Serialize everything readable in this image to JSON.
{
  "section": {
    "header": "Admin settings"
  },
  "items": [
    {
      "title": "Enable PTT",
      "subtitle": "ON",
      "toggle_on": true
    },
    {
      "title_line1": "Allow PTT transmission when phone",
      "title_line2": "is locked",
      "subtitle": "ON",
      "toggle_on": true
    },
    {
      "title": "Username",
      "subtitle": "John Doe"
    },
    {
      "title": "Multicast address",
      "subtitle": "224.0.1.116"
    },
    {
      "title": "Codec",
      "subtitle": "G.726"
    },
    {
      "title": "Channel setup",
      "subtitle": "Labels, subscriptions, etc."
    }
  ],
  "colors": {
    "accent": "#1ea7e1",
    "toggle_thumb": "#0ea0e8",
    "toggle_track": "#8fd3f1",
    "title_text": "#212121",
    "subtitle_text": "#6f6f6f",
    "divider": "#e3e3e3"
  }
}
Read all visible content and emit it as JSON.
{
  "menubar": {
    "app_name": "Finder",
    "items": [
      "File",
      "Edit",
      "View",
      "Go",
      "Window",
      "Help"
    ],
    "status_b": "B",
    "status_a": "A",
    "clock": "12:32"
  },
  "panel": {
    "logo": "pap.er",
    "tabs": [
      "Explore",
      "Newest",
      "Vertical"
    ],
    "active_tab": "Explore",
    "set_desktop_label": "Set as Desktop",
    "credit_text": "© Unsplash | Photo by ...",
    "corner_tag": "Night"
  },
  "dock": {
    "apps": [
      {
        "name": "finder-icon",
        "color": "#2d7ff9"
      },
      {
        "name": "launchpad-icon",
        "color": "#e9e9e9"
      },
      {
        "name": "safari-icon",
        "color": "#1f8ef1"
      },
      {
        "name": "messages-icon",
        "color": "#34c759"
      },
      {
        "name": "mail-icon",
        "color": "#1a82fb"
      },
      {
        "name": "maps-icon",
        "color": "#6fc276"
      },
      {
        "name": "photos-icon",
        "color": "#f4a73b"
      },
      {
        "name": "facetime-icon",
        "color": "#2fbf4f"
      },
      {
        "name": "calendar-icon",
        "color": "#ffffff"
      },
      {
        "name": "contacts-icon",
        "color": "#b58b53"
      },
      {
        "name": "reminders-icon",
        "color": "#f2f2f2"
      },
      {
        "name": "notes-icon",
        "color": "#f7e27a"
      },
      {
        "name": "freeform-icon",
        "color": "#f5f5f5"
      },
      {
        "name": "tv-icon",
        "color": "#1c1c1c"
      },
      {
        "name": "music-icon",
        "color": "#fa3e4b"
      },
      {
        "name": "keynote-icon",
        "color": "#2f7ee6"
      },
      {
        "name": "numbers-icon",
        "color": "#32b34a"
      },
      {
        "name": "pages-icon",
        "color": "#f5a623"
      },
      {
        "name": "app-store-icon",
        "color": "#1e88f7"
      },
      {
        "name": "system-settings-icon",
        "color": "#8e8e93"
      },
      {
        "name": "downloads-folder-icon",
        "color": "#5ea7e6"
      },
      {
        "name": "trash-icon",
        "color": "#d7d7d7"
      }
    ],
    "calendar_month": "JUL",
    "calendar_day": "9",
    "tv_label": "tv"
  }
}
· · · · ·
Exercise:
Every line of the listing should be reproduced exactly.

Reply to the task:
Serialize everything readable in this image to JSON.
{
  "section": {
    "header": "Admin settings"
  },
  "items": [
    {
      "title": "Enable PTT",
      "subtitle": "ON",
      "toggle_on": true
    },
    {
      "title_line1": "Allow PTT transmission when phone",
      "title_line2": "is locked",
      "subtitle": "ON",
      "toggle_on": true
    },
    {
      "title": "Username",
      "subtitle": "John Doe"
    },
    {
      "title": "Multicast address",
      "subtitle": "224.0.1.116"
    },
    {
      "title": "Codec",
      "subtitle": "G.726"
    },
    {
      "title": "Channel setup",
      "subtitle": "Labels, subscriptions, etc."
    }
  ],
  "colors": {
    "accent": "#1ea7e1",
    "toggle_thumb": "#0ea0e8",
    "toggle_track": "#8fd3f1",
    "title_text": "#212121",
    "subtitle_text": "#6f6f6f",
    "divider": "#e3e3e3"
  }
}
Read all visible content and emit it as JSON.
{
  "menubar": {
    "app_name": "Finder",
    "items": [
      "File",
      "Edit",
      "View",
      "Go",
      "Window",
      "Help"
    ],
    "status_b": "B",
    "status_a": "A",
    "clock": "12:32"
  },
  "panel": {
    "logo": "pap.er",
    "tabs": [
      "Explore",
      "Newest",
      "Vertical"
    ],
    "active_tab": "Explore",
    "set_desktop_label": "Set as Desktop",
    "credit_text": "© Unsplash | Photo by ...",
    "corner_tag": "Night"
  },
  "dock": {
    "apps": [
      {
        "name": "finder-icon",
        "color": "#2d7ff9"
      },
      {
        "name": "launchpad-icon",
        "color": "#e9e9e9"
      },
      {
        "name": "safari-icon",
        "color": "#1f8ef1"
      },
      {
        "name": "messages-icon",
        "color": "#34c759"
      },
      {
        "name": "mail-icon",
        "color": "#1a82fb"
      },
      {
        "name": "maps-icon",
        "color": "#6fc276"
      },
      {
        "name": "photos-icon",
        "color": "#f4a73b"
      },
      {
        "name": "facetime-icon",
        "color": "#2fbf4f"
      },
      {
        "name": "calendar-icon",
        "color": "#ffffff"
      },
      {
        "name": "contacts-icon",
        "color": "#b58b53"
      },
      {
        "name": "reminders-icon",
        "color": "#f2f2f2"
      },
      {
        "name": "notes-icon",
        "color": "#f7e27a"
      },
      {
        "name": "freeform-icon",
        "color": "#f5f5f5"
      },
      {
        "name": "tv-icon",
        "color": "#1c1c1c"
      },
      {
        "name": "music-icon",
        "color": "#fa3e4b"
      },
      {
        "name": "keynote-icon",
        "color": "#2f7ee6"
      },
      {
        "name": "numbers-icon",
        "color": "#32b34a"
      },
      {
        "name": "pages-icon",
        "color": "#f5a623"
      },
      {
        "name": "app-store-icon",
        "color": "#1e88f7"
      },
      {
        "name": "system-settings-icon",
        "color": "#8e8e93"
      },
      {
        "name": "downloads-folder-icon",
        "color": "#5ea7e6"
      },
      {
        "name": "trash-icon",
        "color": "#d7d7d7"
      }
    ],
    "calendar_month": "JUL",
    "calendar_day": "9",
    "tv_label": "tv"
  }
}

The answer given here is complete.